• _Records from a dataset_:
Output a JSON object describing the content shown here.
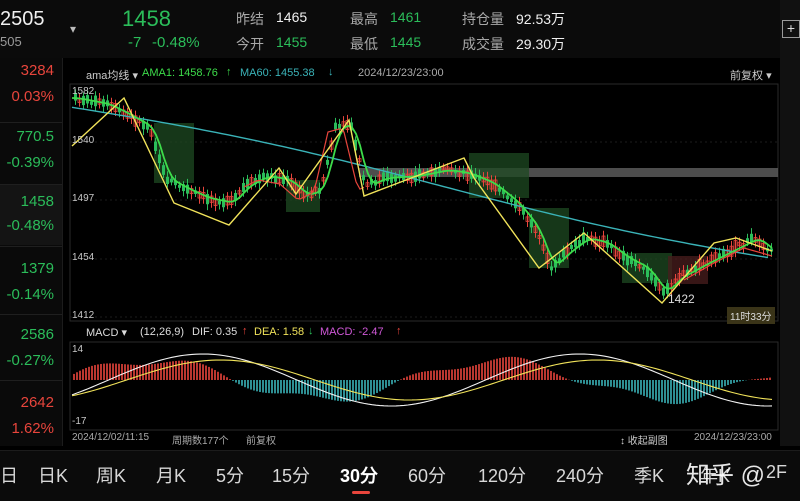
{
  "header": {
    "contract_code": "2505",
    "contract_sub": "505",
    "last_price": "1458",
    "change": "-7",
    "change_pct": "-0.48%",
    "prev_close_label": "昨结",
    "prev_close": "1465",
    "open_label": "今开",
    "open": "1455",
    "high_label": "最高",
    "high": "1461",
    "low_label": "最低",
    "low": "1445",
    "oi_label": "持仓量",
    "oi": "92.53万",
    "volume_label": "成交量",
    "volume": "29.30万"
  },
  "left_list": [
    {
      "price": "3284",
      "pct": "0.03%",
      "color": "#e8453c"
    },
    {
      "price": "770.5",
      "pct": "-0.39%",
      "color": "#2bbd5a"
    },
    {
      "price": "1458",
      "pct": "-0.48%",
      "color": "#2bbd5a"
    },
    {
      "price": "1379",
      "pct": "-0.14%",
      "color": "#2bbd5a"
    },
    {
      "price": "2586",
      "pct": "-0.27%",
      "color": "#2bbd5a"
    },
    {
      "price": "2642",
      "pct": "1.62%",
      "color": "#e8453c"
    }
  ],
  "main_chart": {
    "indicator_label": "ama均线",
    "ama_label": "AMA1: 1458.76",
    "ma60_label": "MA60: 1455.38",
    "timestamp": "2024/12/23/23:00",
    "adjust_label": "前复权",
    "y_ticks": [
      "1582",
      "1540",
      "1497",
      "1454",
      "1412"
    ],
    "low_marker": "1422",
    "countdown": "11时33分"
  },
  "macd": {
    "name": "MACD",
    "params": "(12,26,9)",
    "dif": "DIF: 0.35",
    "dea": "DEA: 1.58",
    "macd": "MACD: -2.47",
    "y_top": "14",
    "y_bottom": "-17",
    "start_time": "2024/12/02/11:15",
    "period_count": "周期数177个",
    "adjust": "前复权",
    "collapse": "收起副图",
    "end_time": "2024/12/23/23:00"
  },
  "tabs": [
    "日",
    "日K",
    "周K",
    "月K",
    "5分",
    "15分",
    "30分",
    "60分",
    "120分",
    "240分",
    "季K",
    "年K",
    "2F"
  ],
  "active_tab": "30分",
  "watermark": "知乎 @",
  "colors": {
    "up": "#e8453c",
    "down": "#2bbd5a",
    "ama": "#3ddc4a",
    "ma60": "#3ab3b8",
    "zigzag": "#f1e35a"
  }
}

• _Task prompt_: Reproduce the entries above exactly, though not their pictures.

• _Exercise answer_:
Output a JSON object describing the content shown here.
{
  "header": {
    "contract_code": "2505",
    "contract_sub": "505",
    "last_price": "1458",
    "change": "-7",
    "change_pct": "-0.48%",
    "prev_close_label": "昨结",
    "prev_close": "1465",
    "open_label": "今开",
    "open": "1455",
    "high_label": "最高",
    "high": "1461",
    "low_label": "最低",
    "low": "1445",
    "oi_label": "持仓量",
    "oi": "92.53万",
    "volume_label": "成交量",
    "volume": "29.30万"
  },
  "left_list": [
    {
      "price": "3284",
      "pct": "0.03%",
      "color": "#e8453c"
    },
    {
      "price": "770.5",
      "pct": "-0.39%",
      "color": "#2bbd5a"
    },
    {
      "price": "1458",
      "pct": "-0.48%",
      "color": "#2bbd5a"
    },
    {
      "price": "1379",
      "pct": "-0.14%",
      "color": "#2bbd5a"
    },
    {
      "price": "2586",
      "pct": "-0.27%",
      "color": "#2bbd5a"
    },
    {
      "price": "2642",
      "pct": "1.62%",
      "color": "#e8453c"
    }
  ],
  "main_chart": {
    "indicator_label": "ama均线",
    "ama_label": "AMA1: 1458.76",
    "ma60_label": "MA60: 1455.38",
    "timestamp": "2024/12/23/23:00",
    "adjust_label": "前复权",
    "y_ticks": [
      "1582",
      "1540",
      "1497",
      "1454",
      "1412"
    ],
    "low_marker": "1422",
    "countdown": "11时33分"
  },
  "macd": {
    "name": "MACD",
    "params": "(12,26,9)",
    "dif": "DIF: 0.35",
    "dea": "DEA: 1.58",
    "macd": "MACD: -2.47",
    "y_top": "14",
    "y_bottom": "-17",
    "start_time": "2024/12/02/11:15",
    "period_count": "周期数177个",
    "adjust": "前复权",
    "collapse": "收起副图",
    "end_time": "2024/12/23/23:00"
  },
  "tabs": [
    "日",
    "日K",
    "周K",
    "月K",
    "5分",
    "15分",
    "30分",
    "60分",
    "120分",
    "240分",
    "季K",
    "年K",
    "2F"
  ],
  "active_tab": "30分",
  "watermark": "知乎 @",
  "colors": {
    "up": "#e8453c",
    "down": "#2bbd5a",
    "ama": "#3ddc4a",
    "ma60": "#3ab3b8",
    "zigzag": "#f1e35a"
  }
}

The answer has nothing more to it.